AECOM Technology Corporation representative, Jack Jiang, a global provider of technical management and support services said, “there is strong advocacy against helmet wearing because it acts as a barrier against cycling”.

Campaigns that enforce helmet wearing are enforcing a construct that cycling is dangerous, he said.

After they introduced helmets in Australia, cycling numbers fell a third, because there was a safety in numbers effect: anything that reduced the number of people on bikes made it kind of risky for everyone, said Cycling Advocate’s Network Spokesperson, Patrick Morgan.

Off the back of this, there’s the argument that “bicycle helmets are too flimsy to prevent serious brain injuries and that cyclists should be wary of depending on them for protection.”


But, the real concern for New Zealanders is the lack of bicycle lanes.

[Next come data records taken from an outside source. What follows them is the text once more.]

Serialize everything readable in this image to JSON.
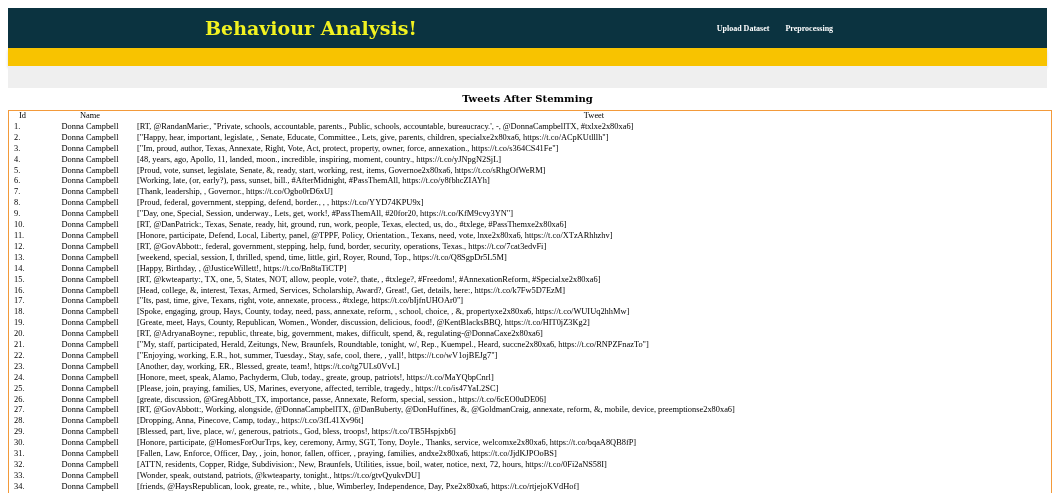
{
  "header": {
    "title": "Behaviour Analysis!",
    "nav": [
      "Upload Dataset",
      "Preprocessing"
    ]
  },
  "section_title": "Tweets After Stemming",
  "table": {
    "columns": [
      "Id",
      "Name",
      "Tweet"
    ],
    "rows": [
      [
        "1.",
        "Donna Campbell",
        "[RT, @RandanMarie:, \"Private, schools, accountable, parents., Public, schools, accountable, bureaucracy.', -, @DonnaCampbellTX, #txlxe2x80xa6]"
      ],
      [
        "2.",
        "Donna Campbell",
        "[\"Happy, hear, important, legislate, , Senate, Educate, Committee., Lets, give, parents, children, specialxe2x80xa6, https://t.co/ACpKUtlllh\"]"
      ],
      [
        "3.",
        "Donna Campbell",
        "[\"Im, proud, author, Texas, Annexate, Right, Vote, Act, protect, property, owner, force, annexation., https://t.co/s364CS41Fe\"]"
      ],
      [
        "4.",
        "Donna Campbell",
        "[48, years, ago, Apollo, 11, landed, moon., incredible, inspiring, moment, country., https://t.co/yJNpgN2SjL]"
      ],
      [
        "5.",
        "Donna Campbell",
        "[Proud, vote, sunset, legislate, Senate, &, ready, start, working, rest, items, Governoe2x80xa6, https://t.co/sRhgOfWeRM]"
      ],
      [
        "6.",
        "Donna Campbell",
        "[Working, late, (or, early?), pass, sunset, bill., #AfterMidnight, #PassThemAll, https://t.co/y8fbhcZIAYh]"
      ],
      [
        "7.",
        "Donna Campbell",
        "[Thank, leadership, , Governor., https://t.co/Ogbo0rD6xU]"
      ],
      [
        "8.",
        "Donna Campbell",
        "[Proud, federal, government, stepping, defend, border., , , https://t.co/YYD74KPU9x]"
      ],
      [
        "9.",
        "Donna Campbell",
        "[\"Day, one, Special, Session, underway., Lets, get, work!, #PassThemAll, #20for20, https://t.co/KfM9cvy3YN\"]"
      ],
      [
        "10.",
        "Donna Campbell",
        "[RT, @DanPatrick:, Texas, Senate, ready, hit, ground, run, work, people, Texas, elected, us, do., #txlege, #PassThemxe2x80xa6]"
      ],
      [
        "11.",
        "Donna Campbell",
        "[Honore, participate, Defend, Local, Liberty, panel, @TPPF, Policy, Orientation., Texans, need, vote, lnxe2x80xa6, https://t.co/XTzARhhzhv]"
      ],
      [
        "12.",
        "Donna Campbell",
        "[RT, @GovAbbott:, federal, government, stepping, help, fund, border, security, operations, Texas., https://t.co/7cat3edvFi]"
      ],
      [
        "13.",
        "Donna Campbell",
        "[weekend, special, session, I, thrilled, spend, time, little, girl, Royer, Round, Top., https://t.co/Q8SgpDr5L5M]"
      ],
      [
        "14.",
        "Donna Campbell",
        "[Happy, Birthday, , @JusticeWillett!, https://t.co/Bn8taTiCTP]"
      ],
      [
        "15.",
        "Donna Campbell",
        "[RT, @kwteaparty:, TX, one, 5, States, NOT, allow, people, vote?, thate, , #txlege?, #Freedom!, #AnnexationReform, #Specialxe2x80xa6]"
      ],
      [
        "16.",
        "Donna Campbell",
        "[Head, college, &, interest, Texas, Armed, Services, Scholarship, Award?, Great!, Get, details, here:, https://t.co/k7Fw5D7EzM]"
      ],
      [
        "17.",
        "Donna Campbell",
        "[\"Its, past, time, give, Texans, right, vote, annexate, process., #txlege, https://t.co/bIjfnUHOAr0\"]"
      ],
      [
        "18.",
        "Donna Campbell",
        "[Spoke, engaging, group, Hays, County, today, need, pass, annexate, reform, , school, choice, , &, propertyxe2x80xa6, https://t.co/WUIUq2hhMw]"
      ],
      [
        "19.",
        "Donna Campbell",
        "[Greate, meet, Hays, County, Republican, Women., Wonder, discussion, delicious, food!, @KentBlacksBBQ, https://t.co/HIT0jZ3Kg2]"
      ],
      [
        "20.",
        "Donna Campbell",
        "[RT, @AdryanaBoyne:, republic, threate, big, government, makes, difficult, spend, &, regulating-@DonnaCaxe2x80xa6]"
      ],
      [
        "21.",
        "Donna Campbell",
        "[\"My, staff, participated, Herald, Zeitungs, New, Braunfels, Roundtable, tonight, w/, Rep., Kuempel., Heard, succne2x80xa6, https://t.co/RNPZFnazTo\"]"
      ],
      [
        "22.",
        "Donna Campbell",
        "[\"Enjoying, working, E.R., hot, summer, Tuesday., Stay, safe, cool, there, , yall!, https://t.co/wV1ojBEJg7\"]"
      ],
      [
        "23.",
        "Donna Campbell",
        "[Another, day, working, ER., Blessed, greate, team!, https://t.co/tg7ULs0VvL]"
      ],
      [
        "24.",
        "Donna Campbell",
        "[Honore, meet, speak, Alamo, Pachyderm, Club, today., greate, group, patriots!, https://t.co/MaYQbpCnrl]"
      ],
      [
        "25.",
        "Donna Campbell",
        "[Please, join, praying, families, US, Marines, everyone, affected, terrible, tragedy., https://t.co/is47YaL2SC]"
      ],
      [
        "26.",
        "Donna Campbell",
        "[greate, discussion, @GregAbbott_TX, importance, passe, Annexate, Reform, special, session., https://t.co/6cEO0uDE06]"
      ],
      [
        "27.",
        "Donna Campbell",
        "[RT, @GovAbbott:, Working, alongside, @DonnaCampbellTX, @DanBuberty, @DonHuffines, &, @GoldmanCraig, annexate, reform, &, mobile, device, preemptionse2x80xa6]"
      ],
      [
        "28.",
        "Donna Campbell",
        "[Dropping, Anna, Pinecove, Camp, today., https://t.co/3fL41Xv96t]"
      ],
      [
        "29.",
        "Donna Campbell",
        "[Blessed, part, live, place, w/, generous, patriots., God, bless, troops!, https://t.co/TB5Hspjxb6]"
      ],
      [
        "30.",
        "Donna Campbell",
        "[Honore, participate, @HomesForOurTrps, key, ceremony, Army, SGT, Tony, Doyle., Thanks, service, welcomxe2x80xa6, https://t.co/bqaA8QB8fP]"
      ],
      [
        "31.",
        "Donna Campbell",
        "[Fallen, Law, Enforce, Officer, Day, , join, honor, fallen, officer, , praying, families, andxe2x80xa6, https://t.co/JjdKJPOoBS]"
      ],
      [
        "32.",
        "Donna Campbell",
        "[ATTN, residents, Copper, Ridge, Subdivision:, New, Braunfels, Utilities, issue, boil, water, notice, next, 72, hours, https://t.co/0Fi2aNS58I]"
      ],
      [
        "33.",
        "Donna Campbell",
        "[Wonder, speak, outstand, patriots, @kwteaparty, tonight., https://t.co/gtvQyukvDU]"
      ],
      [
        "34.",
        "Donna Campbell",
        "[friends, @HaysRepublican, look, greate, re., white, , blue, Wimberley, Independence, Day, Pxe2x80xa6, https://t.co/rtjejoKVdHof]"
      ]
    ]
  }
}
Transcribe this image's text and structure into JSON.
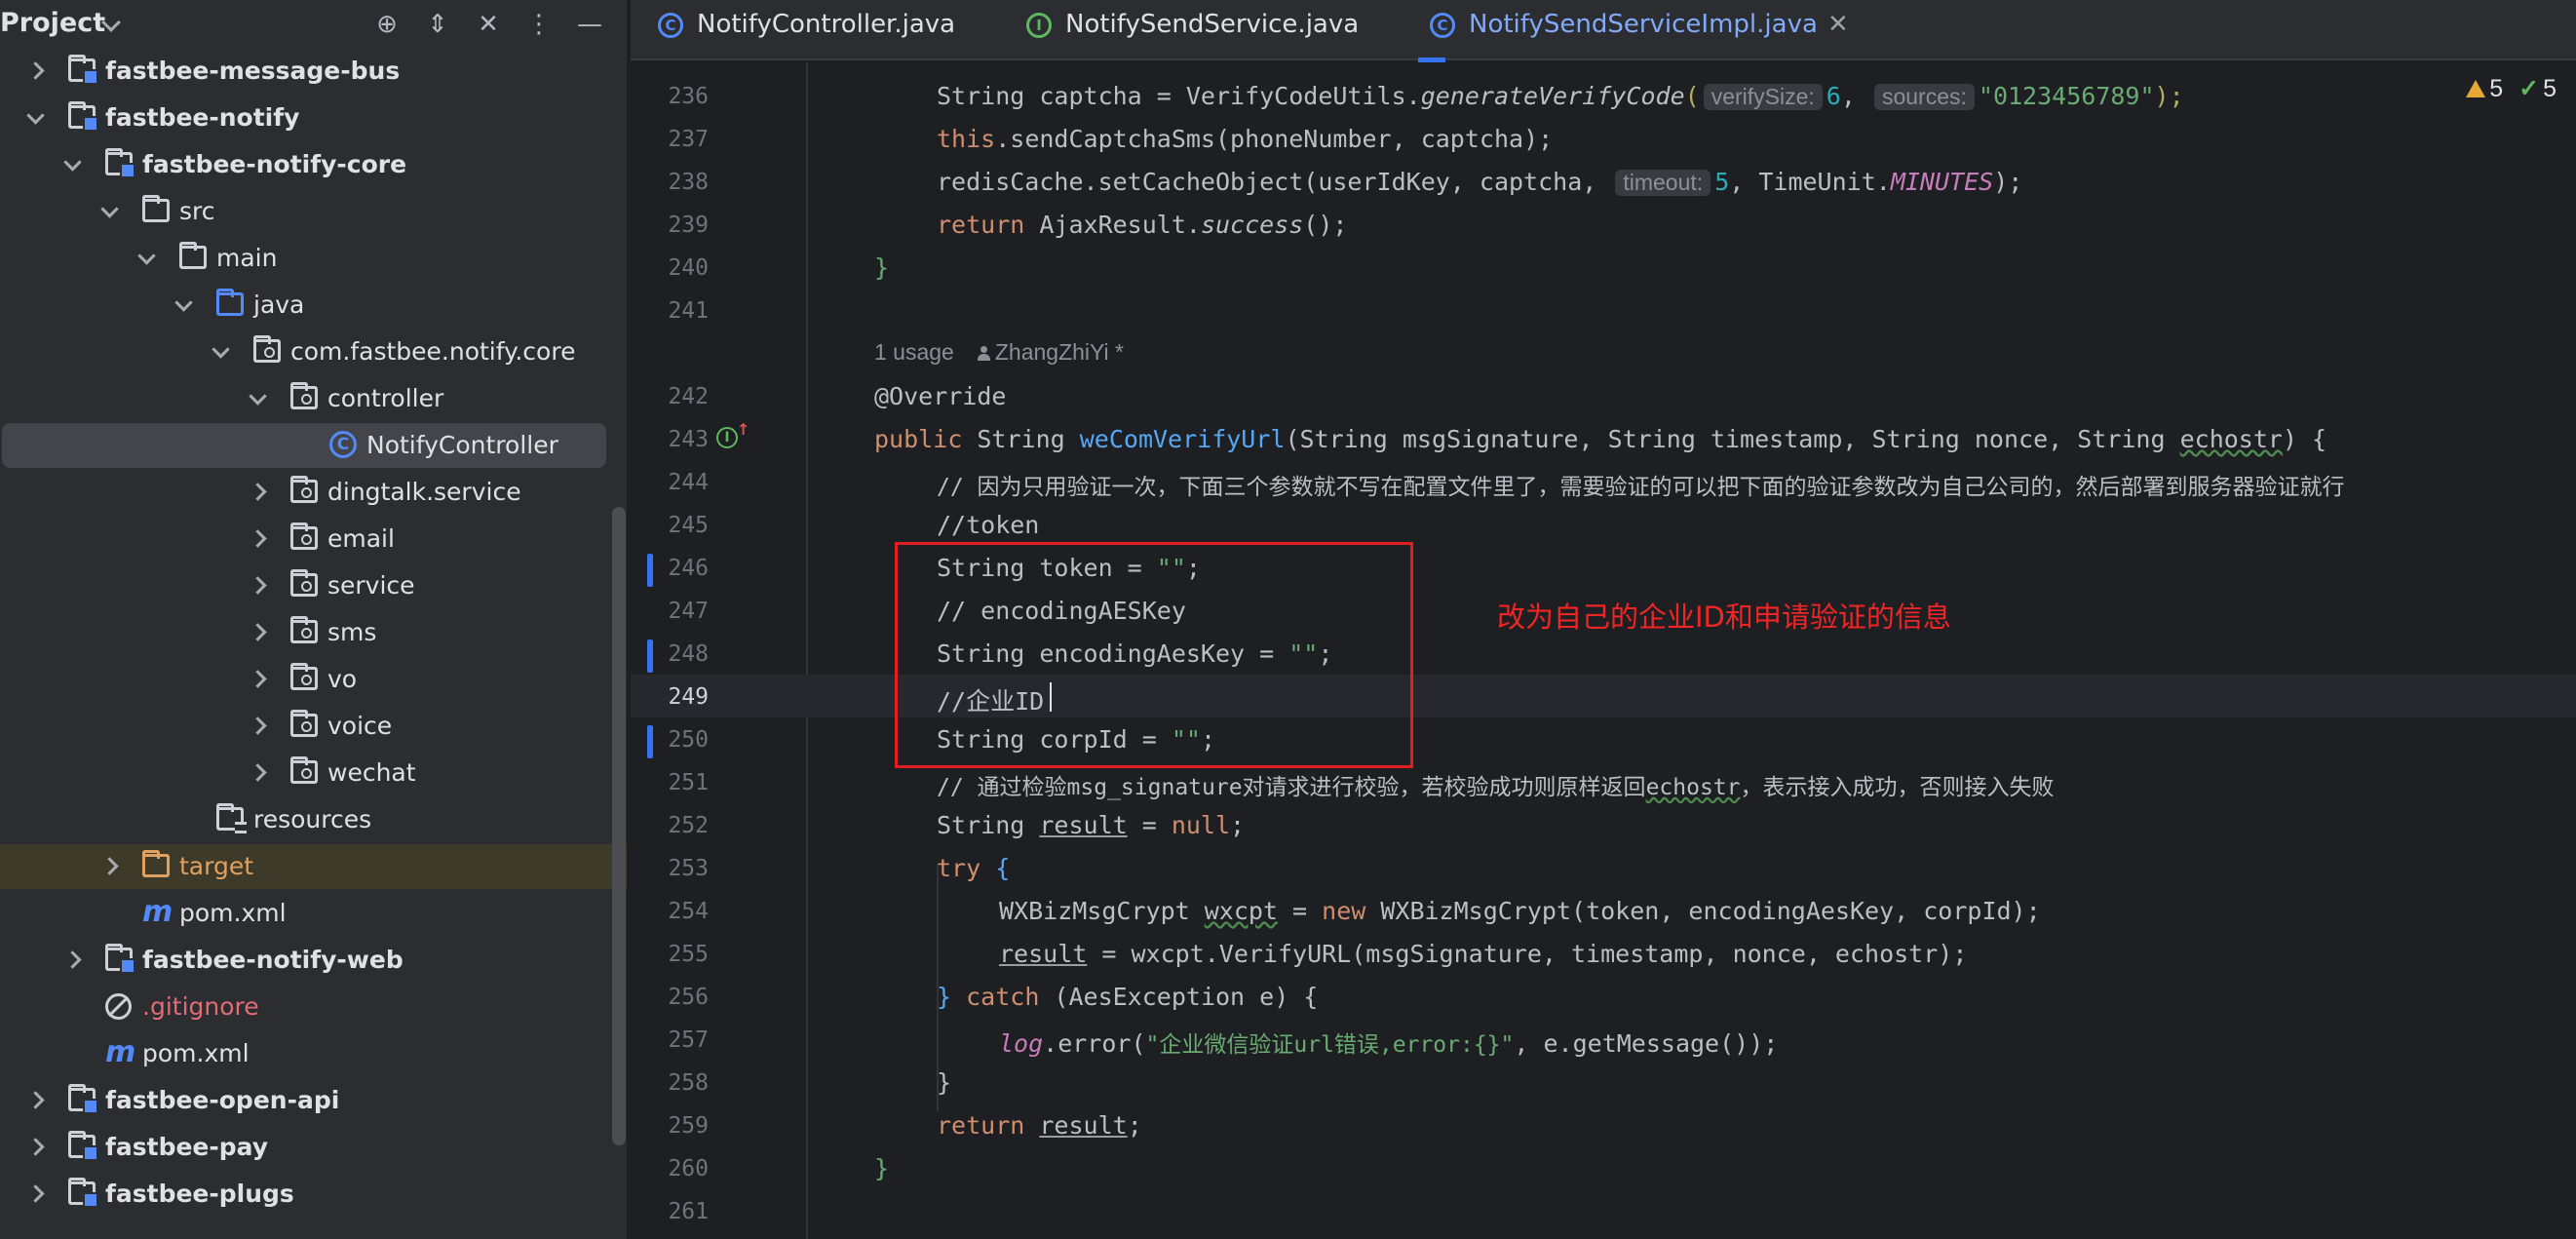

Wellington Mayor, Celia Wade-Brown, is all about getting the Island Bay route into the capital, even despite lack of funding and/or public support. As for Auckland, well if  Taylor Swift is in on it, then the Skypath is covered. But, Julie Anne Genter says the real problem is in the social construct, which dates back to a systemic engineering paradigm of the 1950s.

“Traffic engineers traditionally took the principles of water engineering, which primarily was about monitoring the peak flow of water and building big pipes to accommodate it,” she said.

Traffic engineers of the day applied this exact same model to cars when car ownership was increasing: anything other than a car was thought to be an “add on” and invading the space specifically reserved for the flow of traffic.”


And she don’t need no spandex to say it how it is, amIright? As for the fools pictured below. WHAT. ARE. YOU. DOING?